Bike: This is where it got difficult, because I wasn’t hungry when I got on my bike. I forced myself to eat half an English muffin with turkey and cheese around mile 10. I had 1-2 homemade salty ball, a delicious mocha goo, and 1-2 gel blocks, and drank about half my camel pack and half a bottle of scratch. I’d planned not to eat after mile 40, but I knew I hadn’t taken in enough calories so I ended up having more than I’d like late.
T2: I ate most of another salty ball and some scratch because I felt like I needed calories.
Run: I had water and/or gatorade at nearly every single aid station + 1/2 a pack of salted watermelon gel blocks, three IB profin, a potato chip and several orange slices. I never eat during a half marathon, and usually don’t drink very much water unless it’s really hot, so it was clear at this point that my body really needed nourishment – we’d burned over 3,500 calories without putting many of them back in. I’d been warned that this was a challenge, but you don’t know until you experience it.

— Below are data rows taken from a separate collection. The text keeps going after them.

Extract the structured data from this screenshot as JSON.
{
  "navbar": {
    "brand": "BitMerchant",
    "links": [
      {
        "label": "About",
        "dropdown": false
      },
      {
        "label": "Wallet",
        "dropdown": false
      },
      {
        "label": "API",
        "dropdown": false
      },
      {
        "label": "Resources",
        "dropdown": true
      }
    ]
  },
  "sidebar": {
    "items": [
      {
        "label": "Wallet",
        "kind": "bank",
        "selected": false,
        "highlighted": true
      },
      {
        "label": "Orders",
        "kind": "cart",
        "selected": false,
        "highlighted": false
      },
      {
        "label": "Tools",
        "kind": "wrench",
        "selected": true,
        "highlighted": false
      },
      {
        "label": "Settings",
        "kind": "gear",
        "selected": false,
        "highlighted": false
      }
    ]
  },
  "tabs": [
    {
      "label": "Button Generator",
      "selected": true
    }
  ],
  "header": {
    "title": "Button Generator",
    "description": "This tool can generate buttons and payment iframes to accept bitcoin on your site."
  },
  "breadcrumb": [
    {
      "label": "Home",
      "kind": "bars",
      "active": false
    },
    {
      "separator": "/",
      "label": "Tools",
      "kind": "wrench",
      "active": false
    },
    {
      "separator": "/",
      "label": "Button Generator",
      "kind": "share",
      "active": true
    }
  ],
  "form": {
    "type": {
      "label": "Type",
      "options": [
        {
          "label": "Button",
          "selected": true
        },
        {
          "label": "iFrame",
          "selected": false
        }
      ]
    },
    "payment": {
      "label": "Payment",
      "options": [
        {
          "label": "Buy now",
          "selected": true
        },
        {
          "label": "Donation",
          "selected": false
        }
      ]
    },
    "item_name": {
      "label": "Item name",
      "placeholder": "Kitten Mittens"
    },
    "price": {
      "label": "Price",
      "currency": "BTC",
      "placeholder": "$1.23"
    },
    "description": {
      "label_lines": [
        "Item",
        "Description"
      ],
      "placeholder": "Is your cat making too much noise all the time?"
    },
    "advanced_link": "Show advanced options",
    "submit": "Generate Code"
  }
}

This certainly wasn’t the course we had trained for – flat and hot.At the end of the day, my only goal was to finish so I was pretty happy with my performance. Now I know my times to beat. Total Time: 6 hrs, 35 minutes, 34 seconds.
So, will you do it again? Funny you should ask. It just so happens we’ve already signed up for the Eagleman in June! Luckily, this one we can drive to. In terms of things I’ll do differently, I may invest in a nicer bike and I’d definitely like to get comfortable enough to ride in clip-ins. I’ll also ditch the camel pack and just grab a second water bottle because it irritates your back after a while.